The Saecular Games (Ludi Saeculares in latin) were a set of ludic-religious celebrations by which the end of a new century of existence of the Roman civilization was celebrated. This century, saeculum in Latin, had a duration of 110 years: the maximum time that was estimated could live a person.
The decision to celebrate the seventh edition of the Saecular Games in the year 204 was taken during the previous year. Once the priests of the "Council of the Fifteen" defined all the ceremonies (religious and playful) to be carried out, Septimius Severus was informed, obtaining his approval for everything proposed. The following was to communicate the good new to the people by means of an imperial edict, exhorting not only the inhabitants of Rome but also the foreign people to go to the capital of the Empire and participate in the festivities.

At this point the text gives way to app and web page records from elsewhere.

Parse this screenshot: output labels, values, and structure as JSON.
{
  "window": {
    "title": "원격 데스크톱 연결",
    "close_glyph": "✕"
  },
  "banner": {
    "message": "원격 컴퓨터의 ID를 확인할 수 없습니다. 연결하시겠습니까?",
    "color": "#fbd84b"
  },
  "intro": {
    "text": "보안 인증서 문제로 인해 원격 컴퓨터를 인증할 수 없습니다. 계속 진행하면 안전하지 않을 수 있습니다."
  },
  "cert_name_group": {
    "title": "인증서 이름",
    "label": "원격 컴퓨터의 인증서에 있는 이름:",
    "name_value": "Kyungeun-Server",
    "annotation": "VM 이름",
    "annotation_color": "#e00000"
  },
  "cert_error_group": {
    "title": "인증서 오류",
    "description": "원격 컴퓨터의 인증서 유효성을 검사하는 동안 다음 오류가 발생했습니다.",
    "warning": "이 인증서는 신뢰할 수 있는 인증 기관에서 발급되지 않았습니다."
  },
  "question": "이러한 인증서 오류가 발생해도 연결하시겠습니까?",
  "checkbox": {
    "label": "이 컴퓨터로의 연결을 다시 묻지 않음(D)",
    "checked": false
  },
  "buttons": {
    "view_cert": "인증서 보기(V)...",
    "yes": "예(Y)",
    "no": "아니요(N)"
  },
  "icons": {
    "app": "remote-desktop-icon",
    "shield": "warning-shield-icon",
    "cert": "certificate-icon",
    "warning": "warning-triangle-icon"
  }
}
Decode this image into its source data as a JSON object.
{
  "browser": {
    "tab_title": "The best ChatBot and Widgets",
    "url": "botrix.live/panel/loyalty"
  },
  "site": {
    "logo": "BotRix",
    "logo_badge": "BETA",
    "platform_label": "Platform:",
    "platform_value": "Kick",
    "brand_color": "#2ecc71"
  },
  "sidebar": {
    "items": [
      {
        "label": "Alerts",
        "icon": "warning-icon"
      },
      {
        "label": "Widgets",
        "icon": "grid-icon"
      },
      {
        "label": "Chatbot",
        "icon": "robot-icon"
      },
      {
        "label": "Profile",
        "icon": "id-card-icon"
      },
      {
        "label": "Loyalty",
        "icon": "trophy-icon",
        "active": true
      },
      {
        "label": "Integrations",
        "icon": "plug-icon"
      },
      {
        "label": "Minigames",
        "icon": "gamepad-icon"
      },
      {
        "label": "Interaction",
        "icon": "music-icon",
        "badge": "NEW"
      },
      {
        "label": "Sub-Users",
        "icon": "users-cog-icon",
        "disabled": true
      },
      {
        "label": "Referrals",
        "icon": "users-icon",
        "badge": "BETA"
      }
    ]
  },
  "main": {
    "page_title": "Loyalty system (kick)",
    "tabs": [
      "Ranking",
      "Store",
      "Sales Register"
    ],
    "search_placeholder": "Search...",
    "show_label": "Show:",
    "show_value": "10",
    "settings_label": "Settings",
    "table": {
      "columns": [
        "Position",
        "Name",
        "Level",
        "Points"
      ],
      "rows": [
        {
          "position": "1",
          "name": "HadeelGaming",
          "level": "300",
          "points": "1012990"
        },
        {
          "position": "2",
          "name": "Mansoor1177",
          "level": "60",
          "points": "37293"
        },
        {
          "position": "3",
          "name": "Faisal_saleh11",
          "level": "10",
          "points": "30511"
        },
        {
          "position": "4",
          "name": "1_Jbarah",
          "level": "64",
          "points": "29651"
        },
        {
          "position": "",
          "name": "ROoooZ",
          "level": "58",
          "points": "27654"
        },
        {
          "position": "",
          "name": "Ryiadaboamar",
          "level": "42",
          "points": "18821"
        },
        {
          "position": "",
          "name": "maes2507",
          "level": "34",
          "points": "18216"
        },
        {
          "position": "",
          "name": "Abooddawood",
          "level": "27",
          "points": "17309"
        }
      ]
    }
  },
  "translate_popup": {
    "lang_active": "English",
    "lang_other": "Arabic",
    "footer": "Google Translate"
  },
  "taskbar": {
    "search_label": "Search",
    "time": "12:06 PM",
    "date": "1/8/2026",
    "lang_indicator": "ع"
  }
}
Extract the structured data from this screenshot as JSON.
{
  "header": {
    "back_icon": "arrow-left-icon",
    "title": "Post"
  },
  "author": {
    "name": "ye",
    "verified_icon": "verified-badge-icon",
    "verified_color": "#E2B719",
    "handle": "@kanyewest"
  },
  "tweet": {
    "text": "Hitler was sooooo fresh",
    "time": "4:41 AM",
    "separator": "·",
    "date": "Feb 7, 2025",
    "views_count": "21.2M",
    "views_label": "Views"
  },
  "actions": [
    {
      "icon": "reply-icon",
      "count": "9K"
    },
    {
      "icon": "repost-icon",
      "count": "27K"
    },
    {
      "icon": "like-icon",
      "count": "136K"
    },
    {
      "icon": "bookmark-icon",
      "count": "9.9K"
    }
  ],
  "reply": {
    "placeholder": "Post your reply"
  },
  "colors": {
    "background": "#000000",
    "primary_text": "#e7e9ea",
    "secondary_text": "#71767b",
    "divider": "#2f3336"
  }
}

Figure 1.- General view of the Flavian amphitheater, universally known as the Coliseum, represented by Giovanni Battista Piranesi in his famous series of engravings “Views of Rome”. Circa 1757.
The purification ceremonies prev